The nation’s six-largest home builder, Hovnanian Enterprises, reported losing less money ($72.9 million) this quarter than for the same period in 2009 ($168.9 million) — a 56% reduction in bad news!
Hovnanian executives said July sales were slightly better than June’s and August sales were significantly better than July’s – although still below the sales pace for the same period in 2009.
The home-order cancellation rate, 23%, remained unchanged from the same period last year.
Ara K. Hovnanian, the builder’s chairman, president, and CEO, said the company hopes sales will at least continue their upward trend, strengthening into September and October. Reinforcing that notion is the fact that falling land prices prompted the company to acquire options on 4,700 land parcels in 62 communities during the quarter. Hovnanian estimated that 40% of its completed sales next year will be from more-profitable homes built on recently acquired, less-expensive land.
Reinforcing data from the NAR
Homebuilder stocks have been hammered for so long now that upticks attract attention. Hovnanian shares on Wednesday edged up 27 cents to $3.59 during the regular trading session, backed off 9 cents in after-hours trading, then gained ground again, to $3.80, on Thursday after the National Association of Realtors reported that its pending-home-sales index for July (based on contracts signed for existing homes) rose 5.2%, to 79.4%, from June. Homebuilder stocks in general went up on that news, and on Friday Hovnanian continued its ascent, closing at $4.03, up 21% over its opening price on Wednesday.
The Wall Street Journal’s Developments blog pointed out on Friday, however, that at least a few housing-market observers believe that seasonal adjustments to the pending-home-sales index have led to an artificially high reading, particularly because it has become difficult to factor in market fluctuations, which have deviated dramatically from normal patterns, into the index calculations.
The Journal cited a note from David Rosenberg, chief economist at Canadian investment firm Gluskin Sheff, that focused on the possibility of “overstatement” of seasonal adjustment.
From Rosenberg’s note: “We did dig through the data and found that (the raw numbers) fell by 7%, with declines across the country.
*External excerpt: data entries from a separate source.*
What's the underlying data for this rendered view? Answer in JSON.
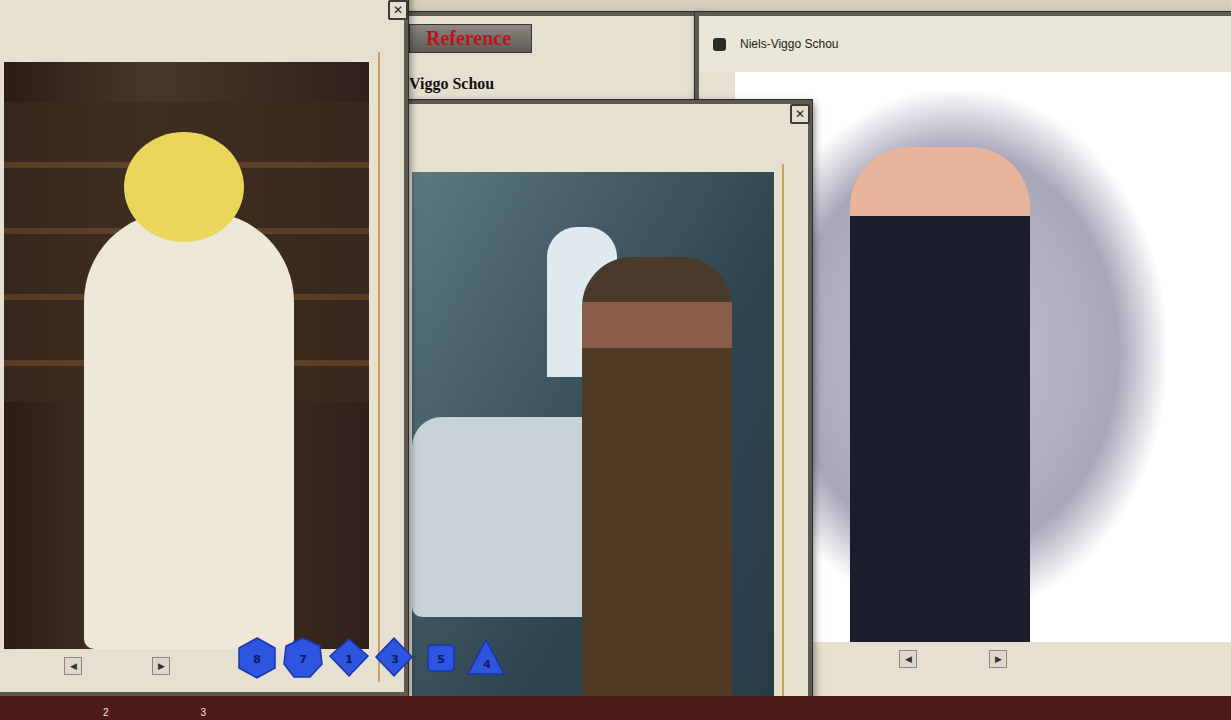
{
  "reference_window": {
    "title": "Reference",
    "heading": "Viggo Schou"
  },
  "left_portrait": {
    "close": "✕",
    "prev": "◀",
    "next": "▶"
  },
  "middle_portrait": {
    "close": "✕"
  },
  "right_window": {
    "title": "Niels-Viggo Schou",
    "prev": "◀",
    "next": "▶"
  },
  "dice": [
    {
      "kind": "d20",
      "face": "8"
    },
    {
      "kind": "d12",
      "face": "7"
    },
    {
      "kind": "d10",
      "face": "1"
    },
    {
      "kind": "d8",
      "face": "3"
    },
    {
      "kind": "d6",
      "face": "5"
    },
    {
      "kind": "d4",
      "face": "4"
    }
  ],
  "hotkeys": [
    "2",
    "3"
  ]
}
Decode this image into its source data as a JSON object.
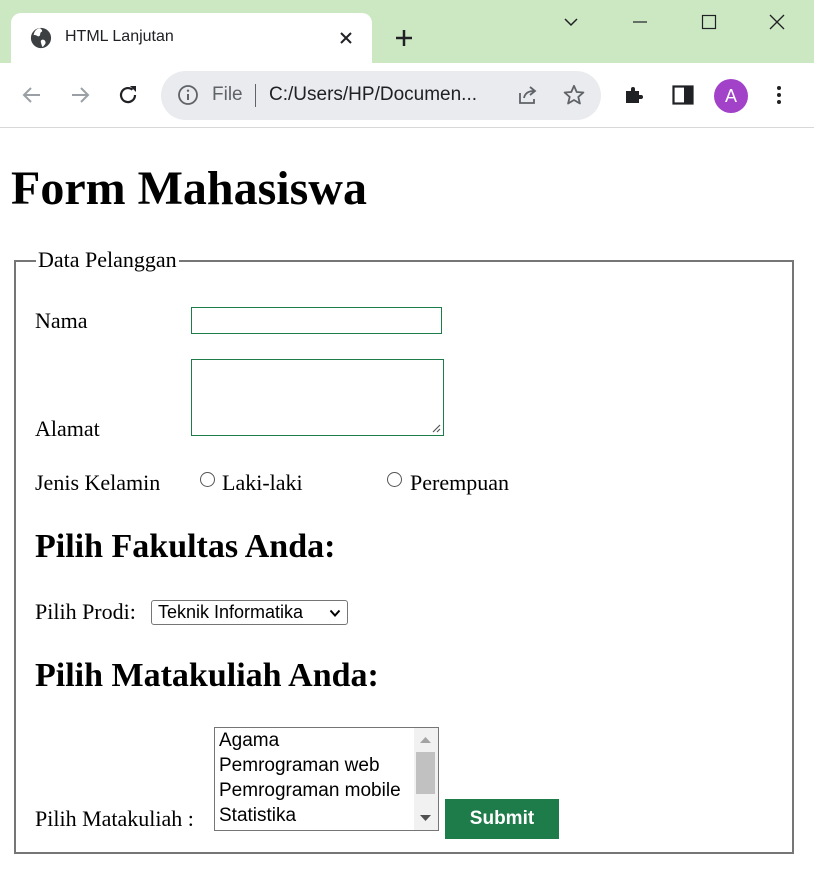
{
  "browser": {
    "tab_title": "HTML Lanjutan",
    "omnibox": {
      "scheme": "File",
      "url": "C:/Users/HP/Documen..."
    },
    "avatar_letter": "A",
    "colors": {
      "tabstrip": "#cce8c2",
      "avatar": "#a142c9"
    }
  },
  "page": {
    "title": "Form Mahasiswa",
    "fieldset": {
      "legend": "Data Pelanggan",
      "nama_label": "Nama",
      "nama_value": "",
      "alamat_label": "Alamat",
      "alamat_value": "",
      "gender_label": "Jenis Kelamin",
      "gender_options": [
        "Laki-laki",
        "Perempuan"
      ],
      "fakultas_heading": "Pilih Fakultas Anda:",
      "prodi_label": "Pilih Prodi:",
      "prodi_selected": "Teknik Informatika",
      "matakuliah_heading": "Pilih Matakuliah Anda:",
      "matakuliah_label": "Pilih Matakuliah :",
      "matakuliah_options": [
        "Agama",
        "Pemrograman web",
        "Pemrograman mobile",
        "Statistika"
      ],
      "submit_label": "Submit"
    },
    "colors": {
      "accent": "#1e7b4a"
    }
  }
}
This makes sense as July is usually a slower month for homebuying activities. We wonder if there is a chance that the seasonal adjustment factors could be overstating the monthly increase given that we have seen such huge volatility in the housing number in the recent year, making the seasonal adjustment process more difficult.”